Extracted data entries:
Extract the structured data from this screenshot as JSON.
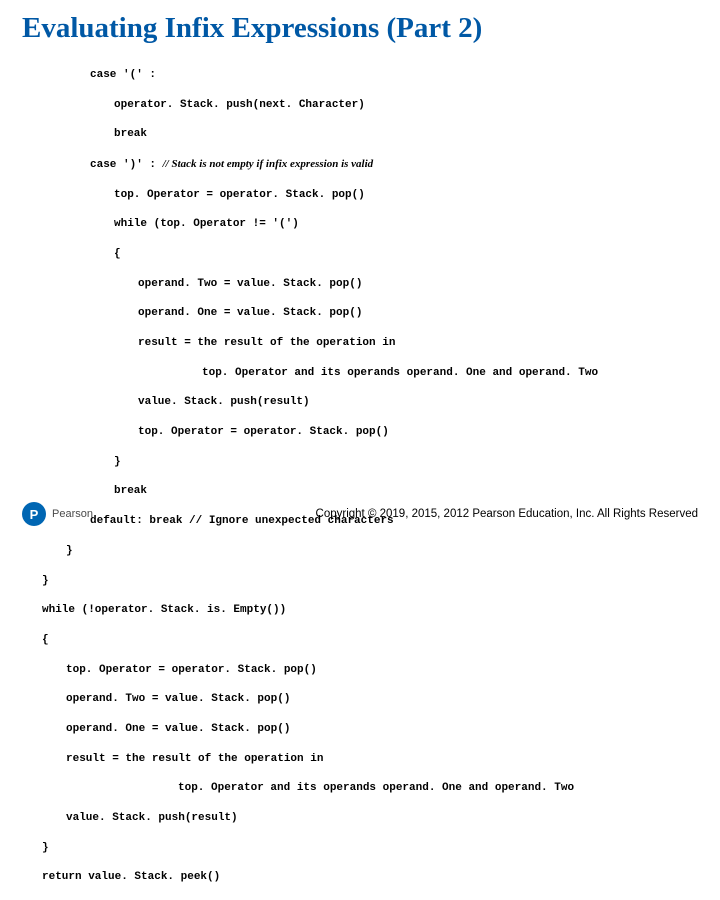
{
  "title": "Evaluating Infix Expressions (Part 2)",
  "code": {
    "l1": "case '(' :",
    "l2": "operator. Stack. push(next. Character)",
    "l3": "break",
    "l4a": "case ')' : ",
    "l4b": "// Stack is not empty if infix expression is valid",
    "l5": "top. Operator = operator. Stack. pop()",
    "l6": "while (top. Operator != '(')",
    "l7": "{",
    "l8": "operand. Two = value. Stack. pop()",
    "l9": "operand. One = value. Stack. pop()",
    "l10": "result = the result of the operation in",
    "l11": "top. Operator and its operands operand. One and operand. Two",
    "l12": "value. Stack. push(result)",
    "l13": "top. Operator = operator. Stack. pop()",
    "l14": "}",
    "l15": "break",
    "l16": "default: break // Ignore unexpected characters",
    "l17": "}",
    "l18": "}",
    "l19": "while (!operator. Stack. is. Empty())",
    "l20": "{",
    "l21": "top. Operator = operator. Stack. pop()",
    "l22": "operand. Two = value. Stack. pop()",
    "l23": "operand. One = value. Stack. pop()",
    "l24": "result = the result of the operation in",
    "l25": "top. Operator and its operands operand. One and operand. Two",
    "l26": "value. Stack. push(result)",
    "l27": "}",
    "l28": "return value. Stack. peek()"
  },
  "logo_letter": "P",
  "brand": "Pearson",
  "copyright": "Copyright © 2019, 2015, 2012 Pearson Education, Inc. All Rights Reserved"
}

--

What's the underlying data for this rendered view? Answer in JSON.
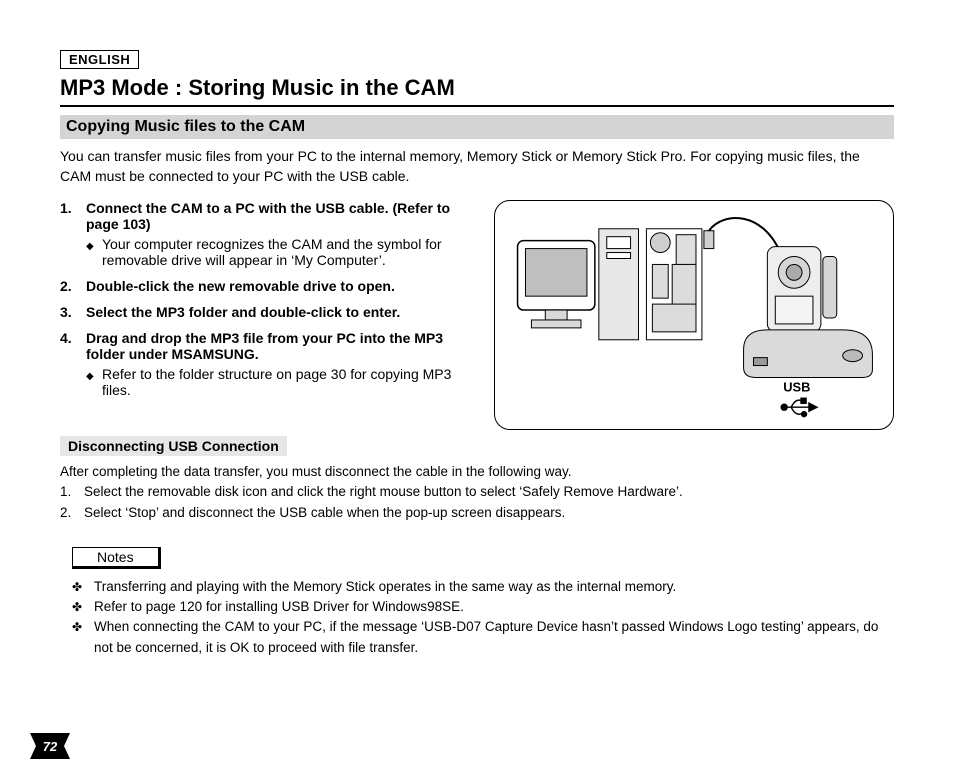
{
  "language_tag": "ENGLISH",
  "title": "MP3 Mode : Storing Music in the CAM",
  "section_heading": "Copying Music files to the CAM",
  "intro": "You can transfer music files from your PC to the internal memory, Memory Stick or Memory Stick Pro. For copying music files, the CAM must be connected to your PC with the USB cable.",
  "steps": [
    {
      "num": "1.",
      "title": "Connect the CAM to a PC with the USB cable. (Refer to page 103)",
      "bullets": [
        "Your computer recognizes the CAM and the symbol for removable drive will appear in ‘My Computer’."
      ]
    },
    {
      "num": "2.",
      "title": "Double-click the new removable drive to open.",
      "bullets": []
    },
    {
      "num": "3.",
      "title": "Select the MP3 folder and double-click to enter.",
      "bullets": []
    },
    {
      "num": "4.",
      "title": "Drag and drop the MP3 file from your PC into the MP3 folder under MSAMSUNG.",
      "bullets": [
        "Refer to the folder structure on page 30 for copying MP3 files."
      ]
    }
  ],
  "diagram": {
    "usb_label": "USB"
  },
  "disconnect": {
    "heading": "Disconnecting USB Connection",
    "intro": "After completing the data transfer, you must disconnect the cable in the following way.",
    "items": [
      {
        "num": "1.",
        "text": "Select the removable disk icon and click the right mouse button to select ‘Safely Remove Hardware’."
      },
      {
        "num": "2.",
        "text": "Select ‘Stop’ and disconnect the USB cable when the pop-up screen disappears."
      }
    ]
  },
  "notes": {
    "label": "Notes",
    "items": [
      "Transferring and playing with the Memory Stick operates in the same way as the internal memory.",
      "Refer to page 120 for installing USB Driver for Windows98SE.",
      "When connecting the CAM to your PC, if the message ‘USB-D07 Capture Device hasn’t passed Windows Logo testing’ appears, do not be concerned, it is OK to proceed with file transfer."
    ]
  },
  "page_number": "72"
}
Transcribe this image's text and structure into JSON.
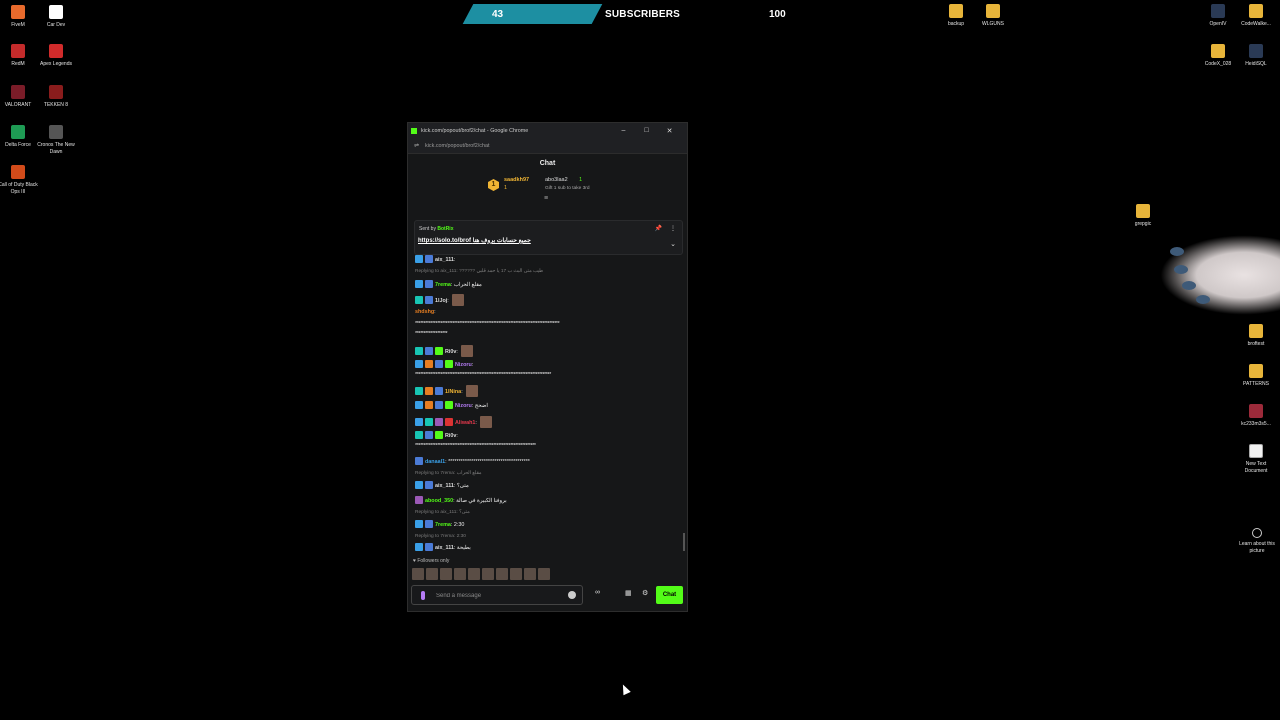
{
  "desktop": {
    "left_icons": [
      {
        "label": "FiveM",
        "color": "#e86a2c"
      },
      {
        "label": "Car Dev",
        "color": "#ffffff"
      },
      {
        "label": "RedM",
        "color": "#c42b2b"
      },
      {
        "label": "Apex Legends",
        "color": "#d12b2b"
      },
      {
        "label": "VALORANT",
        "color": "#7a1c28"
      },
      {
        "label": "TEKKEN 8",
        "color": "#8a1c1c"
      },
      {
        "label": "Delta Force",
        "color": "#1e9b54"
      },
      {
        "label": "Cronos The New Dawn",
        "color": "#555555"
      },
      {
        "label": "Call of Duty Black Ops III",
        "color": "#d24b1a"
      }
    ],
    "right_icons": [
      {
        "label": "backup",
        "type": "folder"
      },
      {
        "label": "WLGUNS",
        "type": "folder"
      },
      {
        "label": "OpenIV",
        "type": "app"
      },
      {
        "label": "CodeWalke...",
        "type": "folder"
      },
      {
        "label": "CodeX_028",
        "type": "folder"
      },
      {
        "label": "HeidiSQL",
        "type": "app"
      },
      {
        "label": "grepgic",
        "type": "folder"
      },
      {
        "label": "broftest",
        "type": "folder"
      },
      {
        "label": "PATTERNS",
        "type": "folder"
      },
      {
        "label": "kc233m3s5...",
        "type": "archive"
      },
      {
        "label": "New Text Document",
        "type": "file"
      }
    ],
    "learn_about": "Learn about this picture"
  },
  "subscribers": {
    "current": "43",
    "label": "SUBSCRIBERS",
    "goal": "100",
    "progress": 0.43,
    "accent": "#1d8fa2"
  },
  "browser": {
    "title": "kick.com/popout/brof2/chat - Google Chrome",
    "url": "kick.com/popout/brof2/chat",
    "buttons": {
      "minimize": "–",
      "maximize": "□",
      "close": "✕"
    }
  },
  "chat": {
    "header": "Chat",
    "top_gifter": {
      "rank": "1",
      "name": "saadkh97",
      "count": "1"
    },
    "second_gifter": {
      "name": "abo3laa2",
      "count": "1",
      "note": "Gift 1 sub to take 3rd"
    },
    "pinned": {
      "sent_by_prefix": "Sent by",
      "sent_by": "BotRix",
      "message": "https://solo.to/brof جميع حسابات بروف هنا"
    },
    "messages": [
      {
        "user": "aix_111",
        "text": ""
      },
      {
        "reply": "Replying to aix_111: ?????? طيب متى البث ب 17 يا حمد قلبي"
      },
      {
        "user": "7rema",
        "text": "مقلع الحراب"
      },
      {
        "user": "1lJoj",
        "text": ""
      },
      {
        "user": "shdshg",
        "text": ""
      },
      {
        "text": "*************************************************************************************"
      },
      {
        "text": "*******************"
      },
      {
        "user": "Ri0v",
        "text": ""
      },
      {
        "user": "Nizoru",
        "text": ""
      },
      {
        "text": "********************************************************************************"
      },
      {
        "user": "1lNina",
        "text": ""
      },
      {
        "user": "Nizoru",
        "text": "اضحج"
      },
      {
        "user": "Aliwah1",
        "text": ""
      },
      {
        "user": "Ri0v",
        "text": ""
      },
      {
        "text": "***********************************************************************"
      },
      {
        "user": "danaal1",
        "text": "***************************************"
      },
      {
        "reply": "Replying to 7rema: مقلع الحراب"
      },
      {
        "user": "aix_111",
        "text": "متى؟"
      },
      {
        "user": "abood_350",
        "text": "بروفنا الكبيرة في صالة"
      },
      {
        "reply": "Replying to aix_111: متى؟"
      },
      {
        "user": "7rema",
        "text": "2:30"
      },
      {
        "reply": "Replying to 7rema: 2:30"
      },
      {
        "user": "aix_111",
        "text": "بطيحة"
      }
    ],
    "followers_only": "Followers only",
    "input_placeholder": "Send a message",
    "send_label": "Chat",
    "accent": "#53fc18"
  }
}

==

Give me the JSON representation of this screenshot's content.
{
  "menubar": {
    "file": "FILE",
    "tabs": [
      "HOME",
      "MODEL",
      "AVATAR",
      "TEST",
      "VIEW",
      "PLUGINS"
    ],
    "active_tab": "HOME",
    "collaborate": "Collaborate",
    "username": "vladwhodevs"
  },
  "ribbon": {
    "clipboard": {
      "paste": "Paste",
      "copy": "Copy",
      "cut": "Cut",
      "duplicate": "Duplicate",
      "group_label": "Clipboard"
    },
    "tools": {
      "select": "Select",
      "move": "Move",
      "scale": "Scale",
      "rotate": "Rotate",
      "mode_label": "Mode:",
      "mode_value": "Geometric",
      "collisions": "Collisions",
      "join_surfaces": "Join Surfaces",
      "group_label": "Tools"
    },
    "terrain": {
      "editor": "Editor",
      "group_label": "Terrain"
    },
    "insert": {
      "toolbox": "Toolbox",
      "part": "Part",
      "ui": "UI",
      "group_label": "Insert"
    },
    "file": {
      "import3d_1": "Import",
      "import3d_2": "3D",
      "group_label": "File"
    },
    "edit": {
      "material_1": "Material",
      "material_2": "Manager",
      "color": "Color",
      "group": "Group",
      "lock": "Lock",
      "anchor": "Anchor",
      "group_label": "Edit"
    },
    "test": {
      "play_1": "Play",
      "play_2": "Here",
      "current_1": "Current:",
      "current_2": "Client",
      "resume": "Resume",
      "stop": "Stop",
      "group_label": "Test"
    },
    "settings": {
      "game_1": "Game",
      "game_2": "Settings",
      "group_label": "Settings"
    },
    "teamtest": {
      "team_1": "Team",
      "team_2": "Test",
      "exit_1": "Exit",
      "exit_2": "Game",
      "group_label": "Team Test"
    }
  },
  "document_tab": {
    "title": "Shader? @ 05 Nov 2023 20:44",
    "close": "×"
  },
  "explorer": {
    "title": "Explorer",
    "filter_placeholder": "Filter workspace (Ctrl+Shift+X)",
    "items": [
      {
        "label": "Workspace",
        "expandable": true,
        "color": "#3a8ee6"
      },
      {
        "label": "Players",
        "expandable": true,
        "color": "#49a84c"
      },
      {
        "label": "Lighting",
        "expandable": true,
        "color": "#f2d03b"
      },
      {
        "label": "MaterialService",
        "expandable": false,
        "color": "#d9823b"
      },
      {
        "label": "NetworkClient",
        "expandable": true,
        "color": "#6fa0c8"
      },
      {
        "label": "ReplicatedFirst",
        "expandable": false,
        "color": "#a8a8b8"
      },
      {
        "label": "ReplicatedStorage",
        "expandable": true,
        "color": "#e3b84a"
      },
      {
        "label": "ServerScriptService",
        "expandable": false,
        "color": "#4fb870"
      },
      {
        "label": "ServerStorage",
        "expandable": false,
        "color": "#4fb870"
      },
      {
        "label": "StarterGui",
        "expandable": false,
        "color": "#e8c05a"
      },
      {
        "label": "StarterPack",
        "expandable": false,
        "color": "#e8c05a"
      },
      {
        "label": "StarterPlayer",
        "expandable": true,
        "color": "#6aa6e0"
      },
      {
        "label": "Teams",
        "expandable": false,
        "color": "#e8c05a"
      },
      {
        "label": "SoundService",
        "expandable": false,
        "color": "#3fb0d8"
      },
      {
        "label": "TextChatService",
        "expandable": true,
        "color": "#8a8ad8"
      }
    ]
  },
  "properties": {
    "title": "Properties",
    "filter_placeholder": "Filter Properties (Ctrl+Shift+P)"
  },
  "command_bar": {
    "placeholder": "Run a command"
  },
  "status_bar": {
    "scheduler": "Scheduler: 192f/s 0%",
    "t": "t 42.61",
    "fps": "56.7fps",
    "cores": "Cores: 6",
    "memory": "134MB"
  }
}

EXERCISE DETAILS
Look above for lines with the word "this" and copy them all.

SOLUTION
Extract the structured data from this screenshot as JSON.
What's the underlying data for this rendered view? Answer in JSON.
Transcribe this image's text and structure into JSON.
    "learn_about": "Learn about this picture"
Give me the JSON representation of this screenshot's content.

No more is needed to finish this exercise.